**ACTIVITY**
Gather, from the listing beneath this task, every line holding the string "circle".

··· DATA EXCERPTS ···

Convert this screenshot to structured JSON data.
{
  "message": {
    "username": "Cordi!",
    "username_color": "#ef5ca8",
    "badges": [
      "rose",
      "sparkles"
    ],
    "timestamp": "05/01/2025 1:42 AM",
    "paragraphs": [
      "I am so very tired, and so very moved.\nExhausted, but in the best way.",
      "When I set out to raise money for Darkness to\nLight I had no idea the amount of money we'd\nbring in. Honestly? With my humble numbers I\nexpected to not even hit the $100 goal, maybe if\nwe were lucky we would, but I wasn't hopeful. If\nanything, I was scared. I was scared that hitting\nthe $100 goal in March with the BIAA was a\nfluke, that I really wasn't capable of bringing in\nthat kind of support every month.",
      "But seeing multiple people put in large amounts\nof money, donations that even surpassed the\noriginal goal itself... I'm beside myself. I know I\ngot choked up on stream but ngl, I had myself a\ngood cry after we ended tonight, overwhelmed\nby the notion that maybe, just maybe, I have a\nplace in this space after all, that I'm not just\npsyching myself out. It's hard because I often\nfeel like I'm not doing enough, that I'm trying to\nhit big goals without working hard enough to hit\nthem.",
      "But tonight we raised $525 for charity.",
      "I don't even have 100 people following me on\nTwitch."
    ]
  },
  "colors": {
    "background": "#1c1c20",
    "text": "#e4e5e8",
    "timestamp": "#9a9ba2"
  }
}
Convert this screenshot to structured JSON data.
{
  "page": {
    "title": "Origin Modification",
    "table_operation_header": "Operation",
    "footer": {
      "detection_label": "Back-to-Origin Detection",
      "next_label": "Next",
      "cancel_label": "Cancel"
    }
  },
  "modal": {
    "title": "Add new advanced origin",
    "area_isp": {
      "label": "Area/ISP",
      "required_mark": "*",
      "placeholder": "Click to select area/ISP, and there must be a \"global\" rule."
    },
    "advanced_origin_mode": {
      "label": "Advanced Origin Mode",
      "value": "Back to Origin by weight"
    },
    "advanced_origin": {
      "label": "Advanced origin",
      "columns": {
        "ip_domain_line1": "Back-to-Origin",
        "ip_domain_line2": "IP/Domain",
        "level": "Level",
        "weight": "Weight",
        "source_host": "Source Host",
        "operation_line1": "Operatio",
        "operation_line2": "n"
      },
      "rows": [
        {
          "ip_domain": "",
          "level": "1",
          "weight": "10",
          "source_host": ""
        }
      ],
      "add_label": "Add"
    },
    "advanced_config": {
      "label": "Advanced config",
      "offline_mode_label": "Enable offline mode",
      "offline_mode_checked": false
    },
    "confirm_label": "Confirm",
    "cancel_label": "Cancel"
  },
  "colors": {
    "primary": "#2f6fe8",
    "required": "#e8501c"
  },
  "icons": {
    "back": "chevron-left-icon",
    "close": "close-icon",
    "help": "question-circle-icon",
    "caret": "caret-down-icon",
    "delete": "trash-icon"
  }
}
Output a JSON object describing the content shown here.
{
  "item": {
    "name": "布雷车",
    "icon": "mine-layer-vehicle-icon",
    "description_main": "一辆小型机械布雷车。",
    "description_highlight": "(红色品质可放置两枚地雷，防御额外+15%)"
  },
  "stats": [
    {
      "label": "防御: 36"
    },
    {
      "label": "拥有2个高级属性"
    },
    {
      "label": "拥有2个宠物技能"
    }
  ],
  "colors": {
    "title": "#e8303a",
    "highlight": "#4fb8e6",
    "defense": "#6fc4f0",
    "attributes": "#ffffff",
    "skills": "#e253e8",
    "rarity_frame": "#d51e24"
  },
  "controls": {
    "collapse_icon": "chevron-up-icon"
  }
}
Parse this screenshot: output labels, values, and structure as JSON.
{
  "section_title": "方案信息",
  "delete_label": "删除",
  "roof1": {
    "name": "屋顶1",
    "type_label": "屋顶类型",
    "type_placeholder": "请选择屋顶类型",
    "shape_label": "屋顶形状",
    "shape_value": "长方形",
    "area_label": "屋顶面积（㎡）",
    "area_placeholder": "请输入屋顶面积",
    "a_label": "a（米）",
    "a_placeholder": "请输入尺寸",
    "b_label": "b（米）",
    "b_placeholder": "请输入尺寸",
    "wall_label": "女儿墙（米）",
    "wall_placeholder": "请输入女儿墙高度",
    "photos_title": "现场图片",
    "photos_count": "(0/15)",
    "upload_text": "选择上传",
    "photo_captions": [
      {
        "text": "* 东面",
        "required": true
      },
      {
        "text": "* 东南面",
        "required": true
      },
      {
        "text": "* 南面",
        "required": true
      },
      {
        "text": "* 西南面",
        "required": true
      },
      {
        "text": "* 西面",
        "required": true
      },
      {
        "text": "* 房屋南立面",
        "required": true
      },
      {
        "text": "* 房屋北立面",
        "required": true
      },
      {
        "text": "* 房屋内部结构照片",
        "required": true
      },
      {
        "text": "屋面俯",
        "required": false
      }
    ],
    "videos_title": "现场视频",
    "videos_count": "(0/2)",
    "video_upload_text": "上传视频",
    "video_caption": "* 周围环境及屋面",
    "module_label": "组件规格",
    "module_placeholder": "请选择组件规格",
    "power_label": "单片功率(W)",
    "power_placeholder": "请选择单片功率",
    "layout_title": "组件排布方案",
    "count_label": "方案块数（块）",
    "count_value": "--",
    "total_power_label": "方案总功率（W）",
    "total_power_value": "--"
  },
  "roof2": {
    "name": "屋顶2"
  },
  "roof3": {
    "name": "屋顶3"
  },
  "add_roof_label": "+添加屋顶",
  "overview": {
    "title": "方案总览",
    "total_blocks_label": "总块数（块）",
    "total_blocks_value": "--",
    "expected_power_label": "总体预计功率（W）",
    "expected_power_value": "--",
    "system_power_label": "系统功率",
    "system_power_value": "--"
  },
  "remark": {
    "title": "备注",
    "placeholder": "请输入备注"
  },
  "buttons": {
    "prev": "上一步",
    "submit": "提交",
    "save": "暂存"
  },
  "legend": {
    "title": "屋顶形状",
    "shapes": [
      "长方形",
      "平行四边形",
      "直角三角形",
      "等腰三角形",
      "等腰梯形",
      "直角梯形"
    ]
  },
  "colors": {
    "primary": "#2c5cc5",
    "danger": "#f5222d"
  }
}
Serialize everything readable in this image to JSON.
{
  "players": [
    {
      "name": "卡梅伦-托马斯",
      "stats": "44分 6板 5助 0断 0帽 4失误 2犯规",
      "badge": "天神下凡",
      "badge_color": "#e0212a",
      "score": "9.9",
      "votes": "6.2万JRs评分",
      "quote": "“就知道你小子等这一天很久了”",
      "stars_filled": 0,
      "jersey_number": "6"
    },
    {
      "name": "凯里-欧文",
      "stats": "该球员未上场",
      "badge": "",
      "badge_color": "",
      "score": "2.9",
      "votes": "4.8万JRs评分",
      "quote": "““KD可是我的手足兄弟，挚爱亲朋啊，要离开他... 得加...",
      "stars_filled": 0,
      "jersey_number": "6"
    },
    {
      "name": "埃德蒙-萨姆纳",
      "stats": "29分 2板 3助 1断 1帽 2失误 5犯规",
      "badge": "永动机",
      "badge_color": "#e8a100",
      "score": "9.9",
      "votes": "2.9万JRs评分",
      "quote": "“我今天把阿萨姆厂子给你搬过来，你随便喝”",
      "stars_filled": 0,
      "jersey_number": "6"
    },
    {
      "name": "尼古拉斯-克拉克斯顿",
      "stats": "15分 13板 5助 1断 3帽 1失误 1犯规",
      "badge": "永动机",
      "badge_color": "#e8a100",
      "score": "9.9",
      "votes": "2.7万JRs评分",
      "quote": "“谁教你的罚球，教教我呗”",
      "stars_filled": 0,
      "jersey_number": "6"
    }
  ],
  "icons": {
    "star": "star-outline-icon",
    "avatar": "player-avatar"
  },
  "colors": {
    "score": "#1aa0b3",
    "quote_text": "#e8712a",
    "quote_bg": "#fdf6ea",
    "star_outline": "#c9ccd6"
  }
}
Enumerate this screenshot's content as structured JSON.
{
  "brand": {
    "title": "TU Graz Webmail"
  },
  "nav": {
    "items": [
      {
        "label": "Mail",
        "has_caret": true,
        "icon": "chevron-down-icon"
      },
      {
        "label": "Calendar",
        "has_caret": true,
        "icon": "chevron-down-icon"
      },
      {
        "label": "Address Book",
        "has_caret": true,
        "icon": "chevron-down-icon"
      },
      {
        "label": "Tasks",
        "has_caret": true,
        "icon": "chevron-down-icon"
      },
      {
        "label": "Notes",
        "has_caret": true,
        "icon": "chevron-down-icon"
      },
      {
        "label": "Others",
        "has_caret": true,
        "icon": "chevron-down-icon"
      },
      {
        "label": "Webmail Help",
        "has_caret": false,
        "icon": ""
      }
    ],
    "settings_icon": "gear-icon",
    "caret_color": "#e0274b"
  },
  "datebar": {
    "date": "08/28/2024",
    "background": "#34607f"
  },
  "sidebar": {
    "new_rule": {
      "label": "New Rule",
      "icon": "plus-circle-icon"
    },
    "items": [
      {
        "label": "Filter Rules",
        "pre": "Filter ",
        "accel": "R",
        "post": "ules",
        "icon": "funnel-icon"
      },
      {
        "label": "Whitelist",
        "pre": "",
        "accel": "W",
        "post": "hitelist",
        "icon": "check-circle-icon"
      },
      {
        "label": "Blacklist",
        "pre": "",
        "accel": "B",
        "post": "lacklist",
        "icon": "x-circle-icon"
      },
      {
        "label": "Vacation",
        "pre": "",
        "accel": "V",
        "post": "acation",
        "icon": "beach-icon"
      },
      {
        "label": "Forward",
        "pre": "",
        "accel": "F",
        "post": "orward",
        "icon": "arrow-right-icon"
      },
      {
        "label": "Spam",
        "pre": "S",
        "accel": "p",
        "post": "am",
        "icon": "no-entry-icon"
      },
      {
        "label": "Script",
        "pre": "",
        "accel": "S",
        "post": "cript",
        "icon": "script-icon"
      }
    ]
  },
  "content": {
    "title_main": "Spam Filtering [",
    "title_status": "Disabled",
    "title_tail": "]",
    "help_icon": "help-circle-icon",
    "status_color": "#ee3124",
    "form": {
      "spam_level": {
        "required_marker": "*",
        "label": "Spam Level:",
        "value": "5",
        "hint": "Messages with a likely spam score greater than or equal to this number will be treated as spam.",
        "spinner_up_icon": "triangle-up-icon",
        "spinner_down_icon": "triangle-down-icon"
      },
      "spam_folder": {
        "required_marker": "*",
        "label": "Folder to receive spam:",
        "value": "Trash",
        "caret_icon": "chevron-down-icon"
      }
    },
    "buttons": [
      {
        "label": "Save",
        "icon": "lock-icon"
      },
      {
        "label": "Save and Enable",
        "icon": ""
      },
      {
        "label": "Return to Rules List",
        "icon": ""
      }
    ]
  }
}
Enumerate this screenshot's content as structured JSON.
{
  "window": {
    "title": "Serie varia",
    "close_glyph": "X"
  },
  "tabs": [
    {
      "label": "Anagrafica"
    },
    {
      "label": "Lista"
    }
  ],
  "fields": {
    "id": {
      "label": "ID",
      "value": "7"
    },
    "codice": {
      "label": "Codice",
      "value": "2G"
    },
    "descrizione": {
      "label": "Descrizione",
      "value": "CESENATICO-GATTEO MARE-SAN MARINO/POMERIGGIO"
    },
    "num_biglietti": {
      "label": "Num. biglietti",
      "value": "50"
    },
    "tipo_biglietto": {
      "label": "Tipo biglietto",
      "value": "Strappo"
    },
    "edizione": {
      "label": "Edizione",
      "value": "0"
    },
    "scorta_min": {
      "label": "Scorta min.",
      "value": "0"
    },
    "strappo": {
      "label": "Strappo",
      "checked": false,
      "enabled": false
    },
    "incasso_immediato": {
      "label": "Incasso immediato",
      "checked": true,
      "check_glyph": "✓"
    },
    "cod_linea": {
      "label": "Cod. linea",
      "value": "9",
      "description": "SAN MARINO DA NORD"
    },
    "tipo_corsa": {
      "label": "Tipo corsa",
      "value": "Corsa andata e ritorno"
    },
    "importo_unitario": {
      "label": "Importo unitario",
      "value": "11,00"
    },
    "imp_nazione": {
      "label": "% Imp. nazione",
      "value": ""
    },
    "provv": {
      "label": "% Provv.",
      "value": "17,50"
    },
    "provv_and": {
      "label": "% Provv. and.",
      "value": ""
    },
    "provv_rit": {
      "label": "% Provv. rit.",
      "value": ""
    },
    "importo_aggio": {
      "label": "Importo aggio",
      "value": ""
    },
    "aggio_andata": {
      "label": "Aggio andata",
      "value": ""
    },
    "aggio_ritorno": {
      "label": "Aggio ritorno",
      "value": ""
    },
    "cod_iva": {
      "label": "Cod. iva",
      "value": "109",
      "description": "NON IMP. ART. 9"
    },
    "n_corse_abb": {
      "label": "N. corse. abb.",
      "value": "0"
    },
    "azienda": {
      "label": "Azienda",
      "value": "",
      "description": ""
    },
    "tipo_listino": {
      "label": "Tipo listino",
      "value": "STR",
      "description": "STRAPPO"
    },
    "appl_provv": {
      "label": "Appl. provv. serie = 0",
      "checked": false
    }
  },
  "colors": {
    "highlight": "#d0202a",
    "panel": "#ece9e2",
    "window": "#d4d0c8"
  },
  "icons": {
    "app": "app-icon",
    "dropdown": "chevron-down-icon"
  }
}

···

**TASK RESULT**
    "help": "question-circle-icon",
      "icon": "plus-circle-icon"
        "icon": "check-circle-icon"
        "icon": "x-circle-icon"
    "help_icon": "help-circle-icon",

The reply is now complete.